Civilians Bear the Brunt of Ongoing Karen State Conflict

By Saw Yan Naing 22 September 2016

CHIANG MAI, Thailand – “I feel sad when I see villagers fleeing for their lives; it reminds me of my childhood. Every time I see people displaced due to war, I remember when I fled my own home,” said Hay Plah, a former refugee who recently visited a displaced persons shelter in Myaing Gyi Ngu village in Karen State.

Fighting that broke out on Sept. 2 in Karen State between a splinter group of the Democratic Karen Benevolent Army (DKBA) armed group and a joint force of the Burma Army and the  Tatmadaw-backed Border Guard Force (BGF), has forced nearly 4,000 civilians to flee their homes and seek shelter elsewhere in the area. Many of the displaced are children and women.

At a shelter known as Aye Lin Thar Yar field in Myaing Gyi Ngu, children were lying on the floor while women breastfed babies and talked idly with one another. “They seem full of fear, they daren’t talk about the fighting,” Hay Plah said.

The conflict-torn Myaing Gyi Ngu and Mae Tha Waw area of Hlaingbwe Township in Karen State’s Hpa-an District is partially controlled by different armed groups, including the Burma Army, the BGF, the Karen National Liberation Army (KNLA), and the DKBA as well as DKBA splinter groups.

Last week, joint forces of the Burma Army and the BGF seized several military bases of one splinter group.

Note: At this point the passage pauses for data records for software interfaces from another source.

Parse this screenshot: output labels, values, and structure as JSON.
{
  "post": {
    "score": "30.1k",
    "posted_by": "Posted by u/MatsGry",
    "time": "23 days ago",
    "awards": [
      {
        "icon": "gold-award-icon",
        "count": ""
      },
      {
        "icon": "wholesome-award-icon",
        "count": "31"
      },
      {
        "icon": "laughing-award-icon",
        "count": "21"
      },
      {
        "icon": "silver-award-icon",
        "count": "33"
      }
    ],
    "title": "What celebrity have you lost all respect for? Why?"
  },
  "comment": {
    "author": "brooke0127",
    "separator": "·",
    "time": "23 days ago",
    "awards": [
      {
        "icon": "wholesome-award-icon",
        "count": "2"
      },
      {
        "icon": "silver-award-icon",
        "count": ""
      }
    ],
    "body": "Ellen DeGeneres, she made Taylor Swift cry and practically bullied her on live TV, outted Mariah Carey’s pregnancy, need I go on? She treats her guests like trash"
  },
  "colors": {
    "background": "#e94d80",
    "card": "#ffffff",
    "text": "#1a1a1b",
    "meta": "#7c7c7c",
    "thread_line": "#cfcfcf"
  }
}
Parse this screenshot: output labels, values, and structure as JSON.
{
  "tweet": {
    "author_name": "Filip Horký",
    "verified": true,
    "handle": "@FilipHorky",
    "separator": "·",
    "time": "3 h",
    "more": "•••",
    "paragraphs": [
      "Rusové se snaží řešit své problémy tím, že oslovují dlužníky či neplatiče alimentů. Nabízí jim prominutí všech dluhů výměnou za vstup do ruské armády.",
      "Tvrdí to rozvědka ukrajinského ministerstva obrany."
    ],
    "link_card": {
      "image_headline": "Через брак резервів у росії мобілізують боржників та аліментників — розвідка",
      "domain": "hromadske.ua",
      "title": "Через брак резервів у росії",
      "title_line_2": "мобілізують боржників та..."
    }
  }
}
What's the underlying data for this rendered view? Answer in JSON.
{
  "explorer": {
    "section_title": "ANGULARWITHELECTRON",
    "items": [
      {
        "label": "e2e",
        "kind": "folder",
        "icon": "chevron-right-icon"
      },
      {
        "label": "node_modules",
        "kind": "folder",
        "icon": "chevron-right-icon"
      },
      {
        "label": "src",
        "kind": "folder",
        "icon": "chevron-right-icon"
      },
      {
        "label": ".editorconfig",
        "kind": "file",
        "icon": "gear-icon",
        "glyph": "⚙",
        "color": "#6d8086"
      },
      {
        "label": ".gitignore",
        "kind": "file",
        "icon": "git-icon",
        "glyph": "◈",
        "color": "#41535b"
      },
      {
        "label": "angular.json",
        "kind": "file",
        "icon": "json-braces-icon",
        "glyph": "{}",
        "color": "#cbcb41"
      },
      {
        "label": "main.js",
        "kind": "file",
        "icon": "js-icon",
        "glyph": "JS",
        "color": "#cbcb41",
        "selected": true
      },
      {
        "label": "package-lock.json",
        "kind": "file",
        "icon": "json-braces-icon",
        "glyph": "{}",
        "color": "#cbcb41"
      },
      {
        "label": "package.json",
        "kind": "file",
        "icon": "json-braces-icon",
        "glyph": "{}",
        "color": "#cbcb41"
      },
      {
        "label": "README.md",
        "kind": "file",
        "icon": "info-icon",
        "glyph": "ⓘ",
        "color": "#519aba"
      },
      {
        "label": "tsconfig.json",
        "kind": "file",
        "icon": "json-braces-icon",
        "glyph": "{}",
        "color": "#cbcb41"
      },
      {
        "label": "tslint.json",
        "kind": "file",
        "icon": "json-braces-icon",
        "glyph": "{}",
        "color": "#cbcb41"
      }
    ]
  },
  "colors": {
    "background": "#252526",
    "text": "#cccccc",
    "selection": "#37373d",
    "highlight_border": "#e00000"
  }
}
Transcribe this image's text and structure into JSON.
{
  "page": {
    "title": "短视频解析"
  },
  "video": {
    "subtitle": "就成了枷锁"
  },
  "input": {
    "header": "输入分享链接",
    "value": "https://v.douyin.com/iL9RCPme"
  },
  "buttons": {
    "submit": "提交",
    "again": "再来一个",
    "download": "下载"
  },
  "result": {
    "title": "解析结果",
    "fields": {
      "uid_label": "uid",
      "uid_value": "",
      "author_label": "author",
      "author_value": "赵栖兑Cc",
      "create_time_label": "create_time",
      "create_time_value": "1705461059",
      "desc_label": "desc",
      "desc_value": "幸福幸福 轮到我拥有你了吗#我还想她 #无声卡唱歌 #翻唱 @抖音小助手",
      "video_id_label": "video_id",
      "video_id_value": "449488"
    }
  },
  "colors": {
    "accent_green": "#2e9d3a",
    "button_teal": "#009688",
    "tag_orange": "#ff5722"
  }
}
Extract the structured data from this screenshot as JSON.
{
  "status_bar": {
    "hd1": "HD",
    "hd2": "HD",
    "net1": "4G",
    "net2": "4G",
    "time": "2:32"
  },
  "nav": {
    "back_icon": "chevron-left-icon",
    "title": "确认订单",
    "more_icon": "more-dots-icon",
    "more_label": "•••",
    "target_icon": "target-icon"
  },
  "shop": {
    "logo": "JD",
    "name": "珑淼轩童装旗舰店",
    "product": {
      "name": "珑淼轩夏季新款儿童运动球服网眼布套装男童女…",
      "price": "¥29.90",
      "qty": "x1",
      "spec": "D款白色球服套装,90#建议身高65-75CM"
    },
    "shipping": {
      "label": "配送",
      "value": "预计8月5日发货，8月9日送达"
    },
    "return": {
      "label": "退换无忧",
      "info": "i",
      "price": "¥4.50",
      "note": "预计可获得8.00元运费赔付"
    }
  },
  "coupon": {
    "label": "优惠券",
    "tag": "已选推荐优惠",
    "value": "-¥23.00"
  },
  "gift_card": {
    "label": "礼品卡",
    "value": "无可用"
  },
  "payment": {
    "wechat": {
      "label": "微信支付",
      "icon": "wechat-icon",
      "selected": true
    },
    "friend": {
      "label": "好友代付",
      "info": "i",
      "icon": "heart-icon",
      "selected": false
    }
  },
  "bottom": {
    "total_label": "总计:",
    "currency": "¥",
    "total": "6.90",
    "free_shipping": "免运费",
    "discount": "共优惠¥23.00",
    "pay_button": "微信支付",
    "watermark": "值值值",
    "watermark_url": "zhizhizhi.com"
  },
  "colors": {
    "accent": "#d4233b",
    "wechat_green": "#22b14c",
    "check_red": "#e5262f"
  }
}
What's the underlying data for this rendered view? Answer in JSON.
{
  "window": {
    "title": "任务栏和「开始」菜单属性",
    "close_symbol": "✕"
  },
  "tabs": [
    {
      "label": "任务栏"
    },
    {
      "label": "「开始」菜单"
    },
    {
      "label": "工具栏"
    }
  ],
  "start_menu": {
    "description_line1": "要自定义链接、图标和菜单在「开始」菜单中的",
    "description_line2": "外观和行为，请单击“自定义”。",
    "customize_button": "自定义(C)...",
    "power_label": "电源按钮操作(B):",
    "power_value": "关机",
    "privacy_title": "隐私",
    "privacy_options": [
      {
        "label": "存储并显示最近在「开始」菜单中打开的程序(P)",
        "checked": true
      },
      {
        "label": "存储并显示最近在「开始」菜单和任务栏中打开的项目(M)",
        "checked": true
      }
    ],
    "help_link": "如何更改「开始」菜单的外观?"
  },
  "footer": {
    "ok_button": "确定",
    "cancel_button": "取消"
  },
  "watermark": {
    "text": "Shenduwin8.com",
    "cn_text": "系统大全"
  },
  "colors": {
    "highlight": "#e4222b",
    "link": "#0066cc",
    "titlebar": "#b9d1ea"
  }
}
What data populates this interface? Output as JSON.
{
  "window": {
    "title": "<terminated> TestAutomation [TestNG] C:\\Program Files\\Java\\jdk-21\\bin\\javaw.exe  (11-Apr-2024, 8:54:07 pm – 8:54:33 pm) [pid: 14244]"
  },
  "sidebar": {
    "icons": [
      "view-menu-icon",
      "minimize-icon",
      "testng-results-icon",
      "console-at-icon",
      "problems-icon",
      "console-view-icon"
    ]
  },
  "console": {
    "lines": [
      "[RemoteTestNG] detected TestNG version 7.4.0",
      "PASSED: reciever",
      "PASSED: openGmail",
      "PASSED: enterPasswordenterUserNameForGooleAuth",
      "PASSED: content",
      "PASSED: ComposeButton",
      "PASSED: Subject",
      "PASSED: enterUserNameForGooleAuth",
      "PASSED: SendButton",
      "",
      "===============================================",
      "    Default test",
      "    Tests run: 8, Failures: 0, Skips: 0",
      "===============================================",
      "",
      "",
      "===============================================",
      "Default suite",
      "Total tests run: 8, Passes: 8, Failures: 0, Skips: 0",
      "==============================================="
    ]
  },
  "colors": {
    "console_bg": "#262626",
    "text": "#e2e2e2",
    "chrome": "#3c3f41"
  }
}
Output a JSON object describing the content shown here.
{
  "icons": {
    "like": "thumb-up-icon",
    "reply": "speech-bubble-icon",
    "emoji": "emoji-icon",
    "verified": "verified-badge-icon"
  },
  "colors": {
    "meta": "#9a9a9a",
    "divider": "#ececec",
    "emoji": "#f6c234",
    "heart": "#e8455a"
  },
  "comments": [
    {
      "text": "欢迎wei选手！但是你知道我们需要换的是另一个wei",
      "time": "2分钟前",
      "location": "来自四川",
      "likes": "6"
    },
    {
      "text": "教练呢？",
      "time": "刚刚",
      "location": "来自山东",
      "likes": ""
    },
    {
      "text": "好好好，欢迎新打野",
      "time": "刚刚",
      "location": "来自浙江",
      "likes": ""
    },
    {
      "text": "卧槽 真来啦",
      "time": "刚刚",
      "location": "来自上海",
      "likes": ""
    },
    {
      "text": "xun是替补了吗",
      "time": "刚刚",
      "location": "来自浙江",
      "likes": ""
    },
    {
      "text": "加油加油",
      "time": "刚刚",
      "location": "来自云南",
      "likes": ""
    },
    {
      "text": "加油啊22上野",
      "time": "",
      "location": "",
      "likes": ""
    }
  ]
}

In response, the faction said that it is now using guerrilla tactics to launch counter attacks against the Burma Army and the BGF.

Maj. Saw San Aung of the group said “we are outnumbered so we don’t keep permanent bases. We will lose soldiers if we keep defending them, as we are outnumbered. Now we will stay mobile.”

The recent fighting in Karen State, also known as Kayin State, began with a disagreement over a business deal that led to the death recently of former splinter group leader Maj. Na Ma Kyar. The conflict soon escalated, with the faction releasing a statement saying that it would be opening more frontline battles. As a result, thousands of civilians have fled their homes and abandoned their houses, farmland, and belongings.

The fighting has caused the road connecting Mae Tha Waw and Myaing Gyi Ngu villages to be closed, affecting small-scale border trade businesses.

Shopkeeper Ma Kyi who runs a store in the Thai border town of Leh Hta, about three hours’ boat ride from Mae Tha Waw, said fighting has impacted her business. “It’s very quiet these days, we are not selling much. Our customers haven’t ordered any goods since the road closed,” Ma Kyi told the Irrawaddy.

Villagers in the conflict-torn area have previously accused the armed groups of extortion and coercion, for example collecting tolls or forcing villagers to carry supplies.

In 2014, clashes between a DKBA splinter group and the BGF forced 200 villagers in Mae Tha Waw village to flee across the border to Thailand. Villagers said they were threatened, arrested, detained and forced to work for the armed groups.

“I got arrested for carrying the group’s passengers,” said Pa Baut, a driver for a local transportation business. “The BGF threatened me at gunpoint, saying that they would spray my truck with bullets like rainfall if I carried those soldiers.”

“It is very hard to deny any group. They can do anything they like to us and we have no choice, all we want is to live in harmony.”

Sources close to the concerned armed groups said that the Burma Army might have other interests rather than simply attacking DKBA splinter group leaders such as Maj. Saw San Aung and Lt. Kyaw Thet who are on the Burma Army’s wanted list.

The fighting in Karen State has gained attention from the overseas Karen community. Members of the community have condemned the fighting and are angry at BGF soldiers, who are ethnic Karen, for doing the job of the Burma Army.

Meanwhile, local residents are tired of conflict that affects their safety and disrupts their daily lives.

The Mae Tha Waw area witnessed a huge military offensive by the Burma Army in 1995, forcing more than 70,000 villagers to flee. Many crossed the border to Thailand where they sought refuge in camps in Thailand’s Tak Province.

The offensive of 1995 led to the fall of the Karen National Union’s headquarters at Manerplaw, less than one hour north of Mae Tha Waw.

A Thai volunteer aid worker, Suwin, who delivered food and clothes to refugees who crossed the border into a Thai village in Tha Song Yang District, said that the refugees told him that the BGF forced young people to act as porters.

“I heard gunfire when I visited the displaced villagers. They told me that they worried that if the fighting continued they would be arrested and used as porters,” said Suwin. “Civilians are always the most vulnerable in war.”